It’s not every day that a product manager at Google leaves behind a stable, well-paying job at one of the most successful companies in the world to pursue an uncharted career in luxury lighting design. Tack on the fact that the light fixtures themselves are a near-impossible feat of engineering, and you’ve got quite the gamble. For Ted Bradley, it was well worth the risk.
After 10 years in the tech space, Bradley, like many who come to design as a second career, realized that he was looking for something more from his day-to-day work. “I felt like I had almost fallen into [tech] by a bunch of small decisions that led me down that path,” he tells Business of Home. “The years were starting to click by faster and faster, and taking a step back, it was like, Is this what I want to do? Is this where I want to be and invest my next 10 years?” But if not tech, then what?
Bradley looked to his teenage passions, recalling happy memories of unadulterated making. “It was things like ceramics and engineering, design, invention and nature,” he says. “As you grow into adulthood, you become more sophisticated and it feels like this long path toward growing expertise in an area, but maybe drifting away from the things that you had always cared about most.”

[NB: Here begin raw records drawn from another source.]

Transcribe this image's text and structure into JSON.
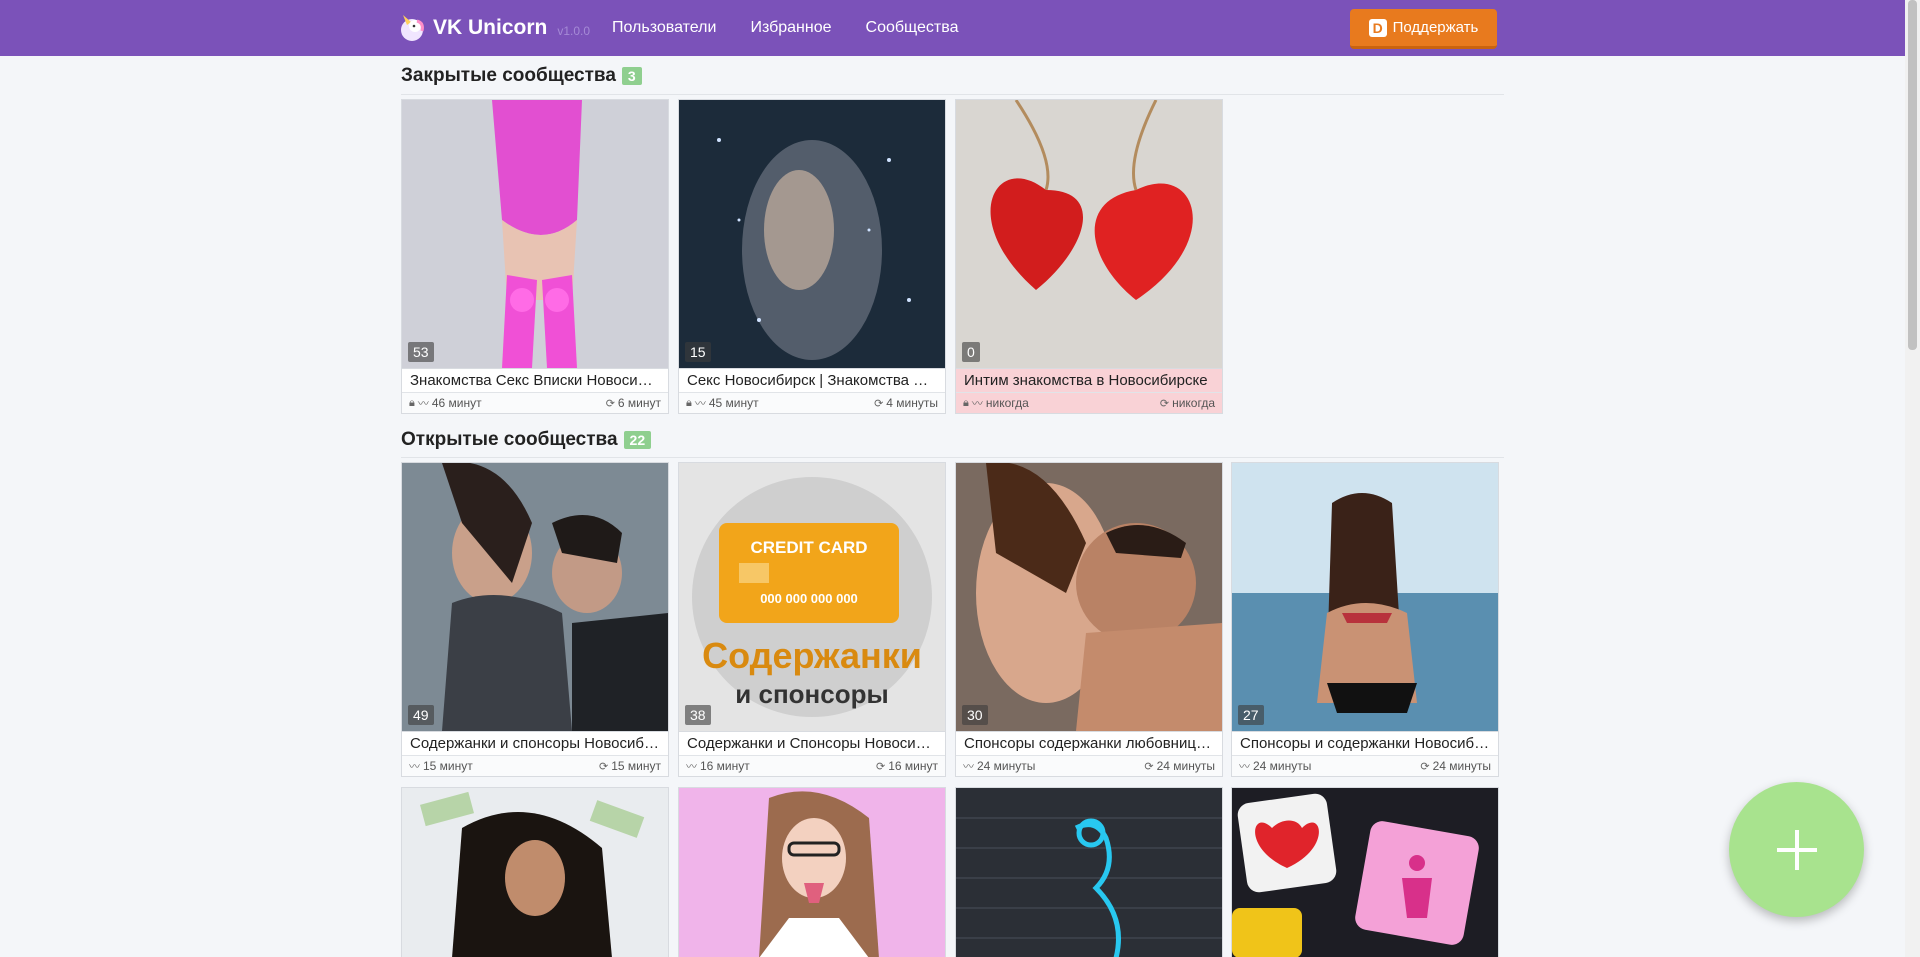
{
  "navbar": {
    "brand": "VK Unicorn",
    "version": "v1.0.0",
    "links": [
      "Пользователи",
      "Избранное",
      "Сообщества"
    ],
    "donate_label": "Поддержать",
    "donate_icon_letter": "D",
    "accent": "#7b52b9",
    "donate_color": "#e87a1e"
  },
  "sections": {
    "closed": {
      "title": "Закрытые сообщества",
      "count": "3",
      "cards": [
        {
          "count": "53",
          "title": "Знакомства Секс Вписки Новосибирск",
          "left": "46 минут",
          "right": "6 минут",
          "locked": true
        },
        {
          "count": "15",
          "title": "Секс Новосибирск | Знакомства Новосибирск",
          "left": "45 минут",
          "right": "4 минуты",
          "locked": true
        },
        {
          "count": "0",
          "title": "Интим знакомства в Новосибирске",
          "left": "никогда",
          "right": "никогда",
          "locked": true
        }
      ]
    },
    "open": {
      "title": "Открытые сообщества",
      "count": "22",
      "cards": [
        {
          "count": "49",
          "title": "Содержанки и спонсоры Новосибирск",
          "left": "15 минут",
          "right": "15 минут"
        },
        {
          "count": "38",
          "title": "Содержанки и Спонсоры Новосибирск",
          "left": "16 минут",
          "right": "16 минут",
          "img_title": "CREDIT CARD",
          "img_number": "000 000 000 000",
          "img_line1": "Содержанки",
          "img_line2": "и спонсоры"
        },
        {
          "count": "30",
          "title": "Спонсоры содержанки любовницы Новосибирск",
          "left": "24 минуты",
          "right": "24 минуты"
        },
        {
          "count": "27",
          "title": "Спонсоры и содержанки Новосибирск",
          "left": "24 минуты",
          "right": "24 минуты"
        }
      ]
    }
  },
  "icons": {
    "lock": "lock-icon",
    "activity": "activity-icon",
    "refresh": "refresh-icon",
    "add": "plus-icon"
  }
}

While his ceramics skills had laid fallow for some years, Bradley’s engineering mind helped frame his design aspirations as a creative problem. He knew that he wanted to create ceramic rings and arrange them into various lighting fixtures, so in October 2019, he began developing the processes to make his chandeliers, reaching out to a number of ceramics experts to ask for input as he embarked on this challenge. Most told him to give up.
“I had one guy say, ‘This is either impossible, or a 10 out of 10 difficulty,’” says Bradley. “I had another guy tell me, ‘This is straight-up impossible. You’ll never fire these [rings], because they’ll crack. The complexity that you’ll experience trying to form the ring will be equal to the complexity that it takes to create a process—and equipment—to dry the ring and that will be equal to the complexity, process and even the new tools that you’ll have to create to fire it.’”
In short, Bradley was taking on a ludicrous challenge just by designing these thin ceramic rings, let alone the fact that he planned to line them with LED lights and mount them on a fixture.
Through a series of failures, Bradley grew acquainted with the caprices of the clay that he had selected—a gleaming white material sourced from New Zealand—and engineered a custom-rigged system to dry and fire each 17-1/2-inch ring. “I ended up having to build a drying rack that was encapsulated on all sides with plastic,” he says. “I had a pan of water in the bottom with a heating element to raise the humidity, and then I had two Bluetooth sensors that alerted me to the humidity level. I found if it was above 94 percent, the rings wouldn’t dry at all, and if it was below 91 percent, they would crack.” Then there was the business of just lifting the rings once they’d dried. “It seems so obvious—like picking up a bowl. No! I had to create a custom apparatus just to be able to lift it.”
It took a solid year of trials with dozens of materials, finishes, molds, drying fixtures and firing methods before Bradley settled on his current approach, an admittedly unforgiving undertaking. “It’s not like software, where you write a line of code, hit enter, compile, and run,” he says. “This [process has] a two-week test cycle—so if you make a tiny change on the front end you have no idea what’s going to happen until it comes out of the kiln two weeks later. On one hand, I have this ideal of perfection, and on the other hand, I have wet mud, and trying to get these two things to be one was very difficult.” By November 2020, Bradley had completed his design.
All told, the prototype of his debut fixture, the Samsara chandelier, took about $50,000 to produce (not to mention a year’s worth of unpaid work). “Unfortunately or fortunately, when I designed these pieces, I made no compromises and no considerations of [the] cost [of materials] at all,” says Bradley. “I have this strong belief that in order to be successful, I have to be willing to spend money. And it’s scary.” But the payoff? A seriously impressive feat of engineering that takes shape as a rhythmic arrangement of cascading porcelain rings.
The chandeliers will be priced somewhere between $16,000 and $24,000, depending on the number of rings included in the design—customization is a central pillar in Bradley’s business model, and one that he hopes will help attract his ideal clientele. “I want to take the time to build meaningful relationships with individual designers,” he says. “When they order a piece from me, they’re not getting something that 2,000 other people have—the catalog is meant to be a jumping-off point so that we can have a conversation and create a custom piece.”
With his inaugural line of fixtures developed, Bradley is just beginning to explore potential showroom representation, hoping to see his pieces land in the same market as the likes of Apparatus, Lindsey Adelman and David Weeks. And although Bradley is new to the home industry, he believes that his modest portfolio grants him a strategic position as he makes his way into the trade market. “The advantage of starting from zero is that every piece can be special and unique for the individual client, and I love the idea of creating not just beautiful objects, but a beautiful space that people can enjoy.”
Homepage image: The Samsara chandelier | Courtesy of Ted Bradley Studio